> _Your task_
Copy out the full listing that comes next, exactly.

### Input

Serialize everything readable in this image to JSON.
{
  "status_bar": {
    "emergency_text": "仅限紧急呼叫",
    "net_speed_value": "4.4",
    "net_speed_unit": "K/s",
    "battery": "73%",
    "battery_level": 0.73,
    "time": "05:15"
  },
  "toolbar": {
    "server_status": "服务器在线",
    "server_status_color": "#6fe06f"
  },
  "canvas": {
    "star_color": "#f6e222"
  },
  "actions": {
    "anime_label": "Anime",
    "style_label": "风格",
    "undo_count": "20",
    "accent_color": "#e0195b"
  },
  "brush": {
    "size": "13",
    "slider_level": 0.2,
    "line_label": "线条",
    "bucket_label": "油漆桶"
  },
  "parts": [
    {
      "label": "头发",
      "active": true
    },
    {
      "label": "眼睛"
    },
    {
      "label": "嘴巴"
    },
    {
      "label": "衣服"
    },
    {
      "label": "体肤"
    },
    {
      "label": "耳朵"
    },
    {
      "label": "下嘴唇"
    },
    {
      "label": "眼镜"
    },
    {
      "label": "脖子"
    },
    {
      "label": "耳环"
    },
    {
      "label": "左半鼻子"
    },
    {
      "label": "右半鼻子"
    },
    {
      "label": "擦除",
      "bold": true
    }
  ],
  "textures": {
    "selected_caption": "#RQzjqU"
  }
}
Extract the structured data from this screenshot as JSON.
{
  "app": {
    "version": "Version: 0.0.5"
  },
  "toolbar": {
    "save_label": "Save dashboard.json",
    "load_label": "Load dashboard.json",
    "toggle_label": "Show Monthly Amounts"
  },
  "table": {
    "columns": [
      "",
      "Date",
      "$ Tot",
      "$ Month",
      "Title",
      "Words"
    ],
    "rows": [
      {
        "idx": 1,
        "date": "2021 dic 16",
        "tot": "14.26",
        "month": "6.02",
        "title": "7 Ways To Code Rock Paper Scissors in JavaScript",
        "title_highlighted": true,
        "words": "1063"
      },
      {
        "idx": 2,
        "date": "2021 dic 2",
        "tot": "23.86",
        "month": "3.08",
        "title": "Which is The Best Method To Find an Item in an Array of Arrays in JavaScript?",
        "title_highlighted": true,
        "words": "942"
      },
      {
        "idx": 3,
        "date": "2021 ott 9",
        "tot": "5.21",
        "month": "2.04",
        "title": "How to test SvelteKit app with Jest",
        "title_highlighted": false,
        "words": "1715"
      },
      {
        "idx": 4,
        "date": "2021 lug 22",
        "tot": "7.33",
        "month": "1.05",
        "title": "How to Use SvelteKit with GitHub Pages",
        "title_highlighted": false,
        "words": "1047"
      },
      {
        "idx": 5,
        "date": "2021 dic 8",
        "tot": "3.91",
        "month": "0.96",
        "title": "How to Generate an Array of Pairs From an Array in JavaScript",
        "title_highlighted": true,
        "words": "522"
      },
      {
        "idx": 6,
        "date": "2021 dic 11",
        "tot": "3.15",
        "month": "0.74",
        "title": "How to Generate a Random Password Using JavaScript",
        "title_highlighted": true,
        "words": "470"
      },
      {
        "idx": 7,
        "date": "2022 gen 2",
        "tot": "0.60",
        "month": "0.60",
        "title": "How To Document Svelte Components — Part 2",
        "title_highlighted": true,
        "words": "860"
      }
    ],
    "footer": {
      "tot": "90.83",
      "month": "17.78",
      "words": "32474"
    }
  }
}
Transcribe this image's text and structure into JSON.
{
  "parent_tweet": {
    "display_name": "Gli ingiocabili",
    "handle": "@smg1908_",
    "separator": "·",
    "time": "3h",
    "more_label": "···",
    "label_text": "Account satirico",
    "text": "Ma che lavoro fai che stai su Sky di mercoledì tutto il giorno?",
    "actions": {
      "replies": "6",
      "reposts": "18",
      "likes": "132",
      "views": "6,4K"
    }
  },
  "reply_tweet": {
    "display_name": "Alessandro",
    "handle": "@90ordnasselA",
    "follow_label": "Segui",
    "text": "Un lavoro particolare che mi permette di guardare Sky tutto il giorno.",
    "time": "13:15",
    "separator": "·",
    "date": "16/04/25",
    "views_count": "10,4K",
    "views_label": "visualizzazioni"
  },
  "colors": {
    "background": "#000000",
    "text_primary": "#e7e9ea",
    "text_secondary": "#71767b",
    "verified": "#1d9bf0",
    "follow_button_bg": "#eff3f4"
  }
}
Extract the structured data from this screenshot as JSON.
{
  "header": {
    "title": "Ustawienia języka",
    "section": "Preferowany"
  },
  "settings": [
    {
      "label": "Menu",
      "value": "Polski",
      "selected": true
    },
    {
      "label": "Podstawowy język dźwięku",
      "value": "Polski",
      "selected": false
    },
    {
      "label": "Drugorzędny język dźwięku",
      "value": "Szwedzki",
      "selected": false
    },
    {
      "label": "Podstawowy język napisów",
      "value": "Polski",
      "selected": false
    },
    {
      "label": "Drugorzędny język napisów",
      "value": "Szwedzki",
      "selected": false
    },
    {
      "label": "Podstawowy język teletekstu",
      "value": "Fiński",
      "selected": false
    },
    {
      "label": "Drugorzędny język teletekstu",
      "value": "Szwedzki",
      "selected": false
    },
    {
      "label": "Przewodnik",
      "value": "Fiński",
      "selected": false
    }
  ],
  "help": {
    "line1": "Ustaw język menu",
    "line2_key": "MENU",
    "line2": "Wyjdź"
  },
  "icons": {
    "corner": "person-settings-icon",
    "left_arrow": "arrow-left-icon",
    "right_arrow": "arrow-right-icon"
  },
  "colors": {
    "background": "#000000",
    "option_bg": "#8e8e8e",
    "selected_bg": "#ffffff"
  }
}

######

> _Task result_
Serialize everything readable in this image to JSON.
{
  "status_bar": {
    "emergency_text": "仅限紧急呼叫",
    "net_speed_value": "4.4",
    "net_speed_unit": "K/s",
    "battery": "73%",
    "battery_level": 0.73,
    "time": "05:15"
  },
  "toolbar": {
    "server_status": "服务器在线",
    "server_status_color": "#6fe06f"
  },
  "canvas": {
    "star_color": "#f6e222"
  },
  "actions": {
    "anime_label": "Anime",
    "style_label": "风格",
    "undo_count": "20",
    "accent_color": "#e0195b"
  },
  "brush": {
    "size": "13",
    "slider_level": 0.2,
    "line_label": "线条",
    "bucket_label": "油漆桶"
  },
  "parts": [
    {
      "label": "头发",
      "active": true
    },
    {
      "label": "眼睛"
    },
    {
      "label": "嘴巴"
    },
    {
      "label": "衣服"
    },
    {
      "label": "体肤"
    },
    {
      "label": "耳朵"
    },
    {
      "label": "下嘴唇"
    },
    {
      "label": "眼镜"
    },
    {
      "label": "脖子"
    },
    {
      "label": "耳环"
    },
    {
      "label": "左半鼻子"
    },
    {
      "label": "右半鼻子"
    },
    {
      "label": "擦除",
      "bold": true
    }
  ],
  "textures": {
    "selected_caption": "#RQzjqU"
  }
}
Extract the structured data from this screenshot as JSON.
{
  "app": {
    "version": "Version: 0.0.5"
  },
  "toolbar": {
    "save_label": "Save dashboard.json",
    "load_label": "Load dashboard.json",
    "toggle_label": "Show Monthly Amounts"
  },
  "table": {
    "columns": [
      "",
      "Date",
      "$ Tot",
      "$ Month",
      "Title",
      "Words"
    ],
    "rows": [
      {
        "idx": 1,
        "date": "2021 dic 16",
        "tot": "14.26",
        "month": "6.02",
        "title": "7 Ways To Code Rock Paper Scissors in JavaScript",
        "title_highlighted": true,
        "words": "1063"
      },
      {
        "idx": 2,
        "date": "2021 dic 2",
        "tot": "23.86",
        "month": "3.08",
        "title": "Which is The Best Method To Find an Item in an Array of Arrays in JavaScript?",
        "title_highlighted": true,
        "words": "942"
      },
      {
        "idx": 3,
        "date": "2021 ott 9",
        "tot": "5.21",
        "month": "2.04",
        "title": "How to test SvelteKit app with Jest",
        "title_highlighted": false,
        "words": "1715"
      },
      {
        "idx": 4,
        "date": "2021 lug 22",
        "tot": "7.33",
        "month": "1.05",
        "title": "How to Use SvelteKit with GitHub Pages",
        "title_highlighted": false,
        "words": "1047"
      },
      {
        "idx": 5,
        "date": "2021 dic 8",
        "tot": "3.91",
        "month": "0.96",
        "title": "How to Generate an Array of Pairs From an Array in JavaScript",
        "title_highlighted": true,
        "words": "522"
      },
      {
        "idx": 6,
        "date": "2021 dic 11",
        "tot": "3.15",
        "month": "0.74",
        "title": "How to Generate a Random Password Using JavaScript",
        "title_highlighted": true,
        "words": "470"
      },
      {
        "idx": 7,
        "date": "2022 gen 2",
        "tot": "0.60",
        "month": "0.60",
        "title": "How To Document Svelte Components — Part 2",
        "title_highlighted": true,
        "words": "860"
      }
    ],
    "footer": {
      "tot": "90.83",
      "month": "17.78",
      "words": "32474"
    }
  }
}
Transcribe this image's text and structure into JSON.
{
  "parent_tweet": {
    "display_name": "Gli ingiocabili",
    "handle": "@smg1908_",
    "separator": "·",
    "time": "3h",
    "more_label": "···",
    "label_text": "Account satirico",
    "text": "Ma che lavoro fai che stai su Sky di mercoledì tutto il giorno?",
    "actions": {
      "replies": "6",
      "reposts": "18",
      "likes": "132",
      "views": "6,4K"
    }
  },
  "reply_tweet": {
    "display_name": "Alessandro",
    "handle": "@90ordnasselA",
    "follow_label": "Segui",
    "text": "Un lavoro particolare che mi permette di guardare Sky tutto il giorno.",
    "time": "13:15",
    "separator": "·",
    "date": "16/04/25",
    "views_count": "10,4K",
    "views_label": "visualizzazioni"
  },
  "colors": {
    "background": "#000000",
    "text_primary": "#e7e9ea",
    "text_secondary": "#71767b",
    "verified": "#1d9bf0",
    "follow_button_bg": "#eff3f4"
  }
}
Extract the structured data from this screenshot as JSON.
{
  "header": {
    "title": "Ustawienia języka",
    "section": "Preferowany"
  },
  "settings": [
    {
      "label": "Menu",
      "value": "Polski",
      "selected": true
    },
    {
      "label": "Podstawowy język dźwięku",
      "value": "Polski",
      "selected": false
    },
    {
      "label": "Drugorzędny język dźwięku",
      "value": "Szwedzki",
      "selected": false
    },
    {
      "label": "Podstawowy język napisów",
      "value": "Polski",
      "selected": false
    },
    {
      "label": "Drugorzędny język napisów",
      "value": "Szwedzki",
      "selected": false
    },
    {
      "label": "Podstawowy język teletekstu",
      "value": "Fiński",
      "selected": false
    },
    {
      "label": "Drugorzędny język teletekstu",
      "value": "Szwedzki",
      "selected": false
    },
    {
      "label": "Przewodnik",
      "value": "Fiński",
      "selected": false
    }
  ],
  "help": {
    "line1": "Ustaw język menu",
    "line2_key": "MENU",
    "line2": "Wyjdź"
  },
  "icons": {
    "corner": "person-settings-icon",
    "left_arrow": "arrow-left-icon",
    "right_arrow": "arrow-right-icon"
  },
  "colors": {
    "background": "#000000",
    "option_bg": "#8e8e8e",
    "selected_bg": "#ffffff"
  }
}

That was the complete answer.